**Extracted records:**

----

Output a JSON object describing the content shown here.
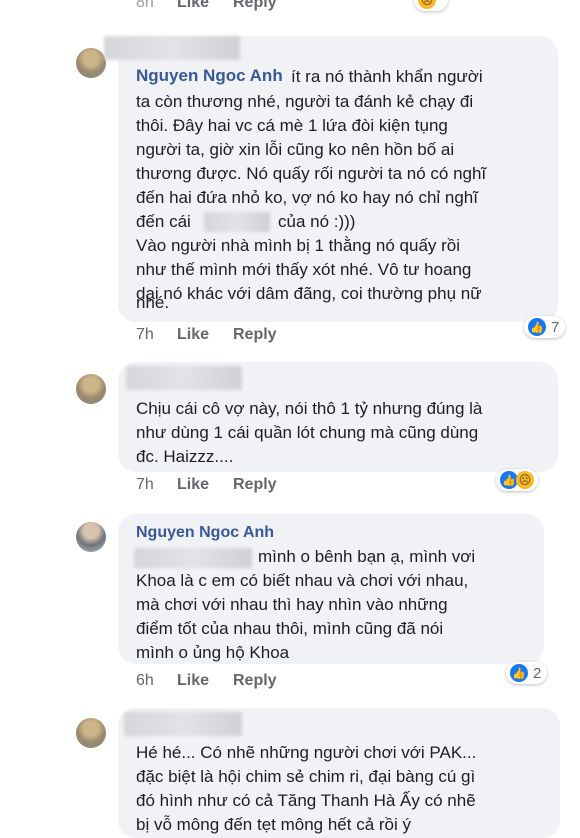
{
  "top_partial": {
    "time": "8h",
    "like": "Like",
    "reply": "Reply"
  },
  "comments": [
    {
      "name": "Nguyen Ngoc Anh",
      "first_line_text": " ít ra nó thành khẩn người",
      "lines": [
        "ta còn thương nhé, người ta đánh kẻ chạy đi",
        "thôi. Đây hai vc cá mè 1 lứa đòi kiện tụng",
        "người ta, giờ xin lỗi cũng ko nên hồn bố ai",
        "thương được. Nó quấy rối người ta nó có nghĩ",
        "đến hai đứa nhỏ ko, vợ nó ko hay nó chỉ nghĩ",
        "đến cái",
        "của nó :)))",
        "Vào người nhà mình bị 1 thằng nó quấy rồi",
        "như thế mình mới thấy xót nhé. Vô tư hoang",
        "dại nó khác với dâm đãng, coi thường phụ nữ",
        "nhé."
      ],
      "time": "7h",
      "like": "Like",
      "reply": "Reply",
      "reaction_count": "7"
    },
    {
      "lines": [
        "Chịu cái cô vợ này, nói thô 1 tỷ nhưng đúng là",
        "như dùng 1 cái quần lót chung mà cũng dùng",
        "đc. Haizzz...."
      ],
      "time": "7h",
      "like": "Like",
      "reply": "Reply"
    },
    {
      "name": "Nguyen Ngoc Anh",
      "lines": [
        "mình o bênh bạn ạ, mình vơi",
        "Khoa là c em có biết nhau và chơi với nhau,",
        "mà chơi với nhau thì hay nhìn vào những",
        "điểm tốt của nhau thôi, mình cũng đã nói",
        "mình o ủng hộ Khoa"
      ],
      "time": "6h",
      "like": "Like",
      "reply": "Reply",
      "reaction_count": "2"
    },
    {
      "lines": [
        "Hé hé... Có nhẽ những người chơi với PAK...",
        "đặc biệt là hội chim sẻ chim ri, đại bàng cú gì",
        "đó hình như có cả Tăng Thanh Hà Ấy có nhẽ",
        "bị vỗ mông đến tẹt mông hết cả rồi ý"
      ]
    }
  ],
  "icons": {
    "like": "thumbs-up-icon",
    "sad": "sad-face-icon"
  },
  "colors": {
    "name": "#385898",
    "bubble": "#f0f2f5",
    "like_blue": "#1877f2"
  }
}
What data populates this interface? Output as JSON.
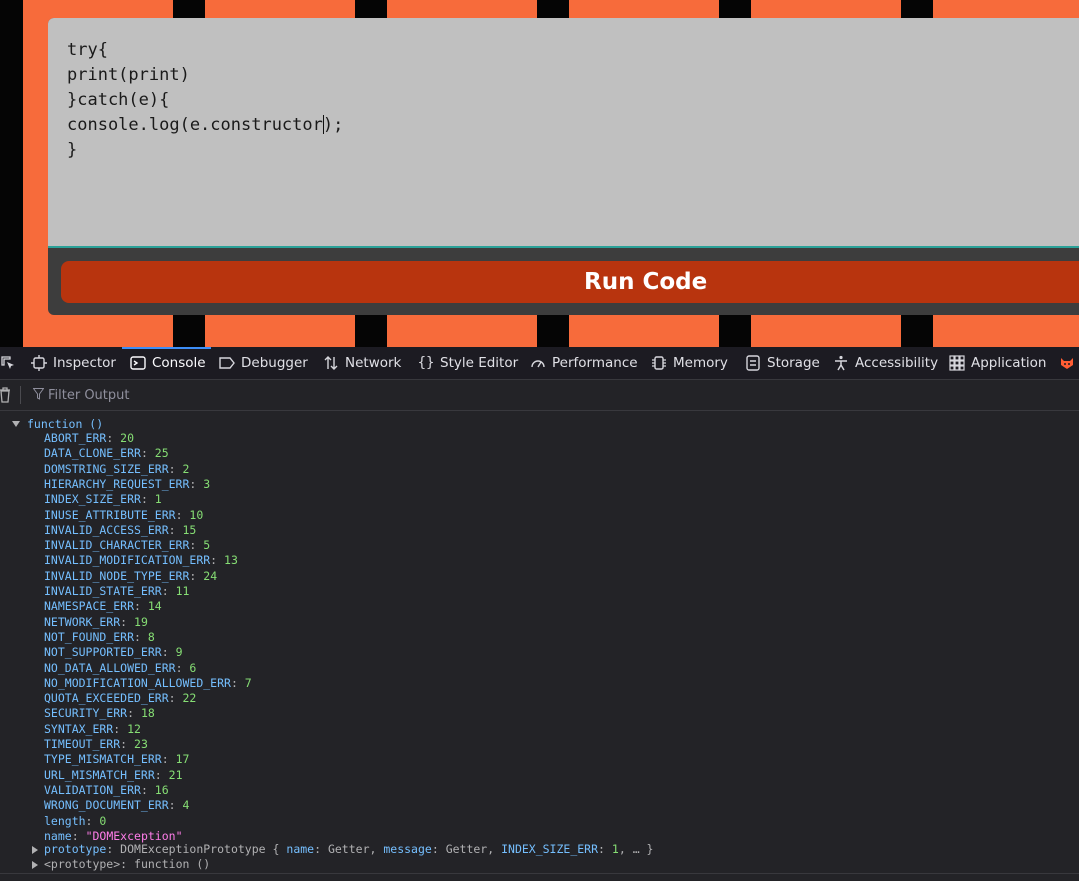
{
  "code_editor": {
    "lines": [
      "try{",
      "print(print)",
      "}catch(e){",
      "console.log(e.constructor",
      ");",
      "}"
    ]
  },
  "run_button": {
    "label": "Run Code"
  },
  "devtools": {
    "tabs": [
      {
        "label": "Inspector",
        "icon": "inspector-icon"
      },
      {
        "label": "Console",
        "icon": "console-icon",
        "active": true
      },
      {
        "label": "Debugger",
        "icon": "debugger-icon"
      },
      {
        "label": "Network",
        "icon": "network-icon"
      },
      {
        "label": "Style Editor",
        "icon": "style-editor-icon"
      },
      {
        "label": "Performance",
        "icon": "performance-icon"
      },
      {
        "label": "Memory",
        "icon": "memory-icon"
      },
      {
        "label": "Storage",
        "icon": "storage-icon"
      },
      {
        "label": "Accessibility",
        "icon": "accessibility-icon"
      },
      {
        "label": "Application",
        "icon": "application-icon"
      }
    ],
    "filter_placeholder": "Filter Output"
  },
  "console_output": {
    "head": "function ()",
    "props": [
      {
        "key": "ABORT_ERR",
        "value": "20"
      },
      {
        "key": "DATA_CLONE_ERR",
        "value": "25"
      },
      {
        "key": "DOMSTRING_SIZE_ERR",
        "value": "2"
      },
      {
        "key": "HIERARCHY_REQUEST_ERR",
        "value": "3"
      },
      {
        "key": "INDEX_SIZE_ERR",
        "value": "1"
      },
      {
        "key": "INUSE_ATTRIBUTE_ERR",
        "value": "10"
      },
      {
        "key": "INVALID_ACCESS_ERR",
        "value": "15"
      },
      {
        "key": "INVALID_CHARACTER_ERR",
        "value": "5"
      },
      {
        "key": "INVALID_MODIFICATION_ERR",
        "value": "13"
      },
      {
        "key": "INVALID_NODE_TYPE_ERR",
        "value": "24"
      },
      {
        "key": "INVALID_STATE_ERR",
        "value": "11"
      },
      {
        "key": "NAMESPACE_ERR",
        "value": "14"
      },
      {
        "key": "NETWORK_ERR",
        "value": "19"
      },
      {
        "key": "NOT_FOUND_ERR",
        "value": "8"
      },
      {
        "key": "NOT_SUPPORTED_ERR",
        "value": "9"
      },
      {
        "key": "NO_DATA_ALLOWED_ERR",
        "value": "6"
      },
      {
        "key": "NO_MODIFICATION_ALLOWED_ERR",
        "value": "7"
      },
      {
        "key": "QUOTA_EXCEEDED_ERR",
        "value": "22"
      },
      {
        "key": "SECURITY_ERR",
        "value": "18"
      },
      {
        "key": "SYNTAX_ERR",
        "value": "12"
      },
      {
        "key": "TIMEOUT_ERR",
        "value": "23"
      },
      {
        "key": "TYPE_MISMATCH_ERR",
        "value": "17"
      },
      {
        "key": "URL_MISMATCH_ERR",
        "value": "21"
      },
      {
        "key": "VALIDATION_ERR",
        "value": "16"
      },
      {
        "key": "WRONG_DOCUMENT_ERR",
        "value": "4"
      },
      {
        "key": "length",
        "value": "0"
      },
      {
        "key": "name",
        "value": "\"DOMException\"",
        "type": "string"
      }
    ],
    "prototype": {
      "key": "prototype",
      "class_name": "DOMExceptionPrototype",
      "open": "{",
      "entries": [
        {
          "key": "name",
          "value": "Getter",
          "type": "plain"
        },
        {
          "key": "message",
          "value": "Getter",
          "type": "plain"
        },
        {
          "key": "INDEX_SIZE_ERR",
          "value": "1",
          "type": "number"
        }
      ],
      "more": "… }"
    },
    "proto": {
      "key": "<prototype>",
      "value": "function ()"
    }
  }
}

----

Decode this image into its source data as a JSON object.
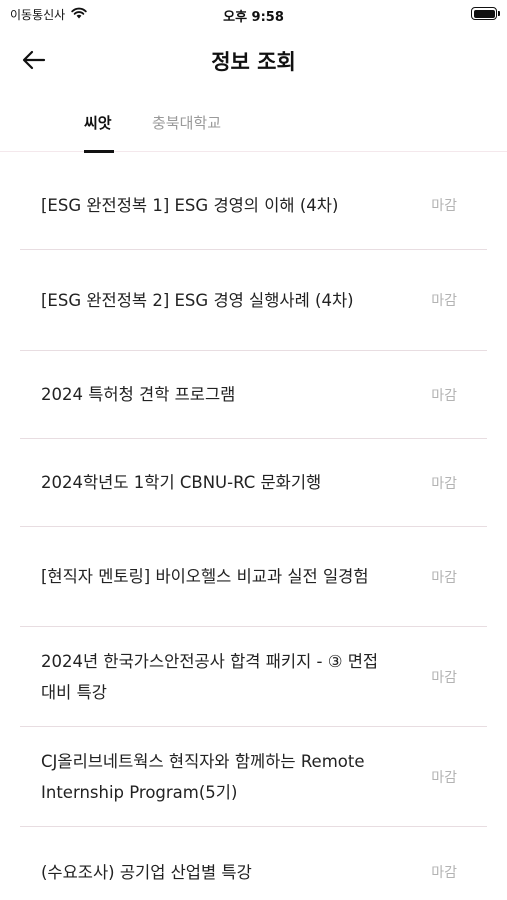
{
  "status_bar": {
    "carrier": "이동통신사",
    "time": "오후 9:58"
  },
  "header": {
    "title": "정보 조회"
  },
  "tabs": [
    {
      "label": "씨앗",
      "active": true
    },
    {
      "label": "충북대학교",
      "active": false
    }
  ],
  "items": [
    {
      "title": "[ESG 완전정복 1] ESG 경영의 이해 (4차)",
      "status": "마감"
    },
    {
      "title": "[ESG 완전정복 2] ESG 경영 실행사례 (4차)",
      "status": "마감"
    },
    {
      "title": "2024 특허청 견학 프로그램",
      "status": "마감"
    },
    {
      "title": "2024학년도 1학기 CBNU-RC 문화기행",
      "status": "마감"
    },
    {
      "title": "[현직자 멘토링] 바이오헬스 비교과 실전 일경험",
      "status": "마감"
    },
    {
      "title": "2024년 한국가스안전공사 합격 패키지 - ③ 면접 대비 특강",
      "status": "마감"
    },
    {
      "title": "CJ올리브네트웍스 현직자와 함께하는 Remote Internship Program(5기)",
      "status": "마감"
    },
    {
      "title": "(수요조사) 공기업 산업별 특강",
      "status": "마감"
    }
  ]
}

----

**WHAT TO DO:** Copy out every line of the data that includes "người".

**EXERCISE RESPONSE:**
      "first_line_text": " ít ra nó thành khẩn người",
        "ta còn thương nhé, người ta đánh kẻ chạy đi",
        "người ta, giờ xin lỗi cũng ko nên hồn bố ai",
        "thương được. Nó quấy rối người ta nó có nghĩ",
        "Vào người nhà mình bị 1 thằng nó quấy rồi",
        "Hé hé... Có nhẽ những người chơi với PAK...",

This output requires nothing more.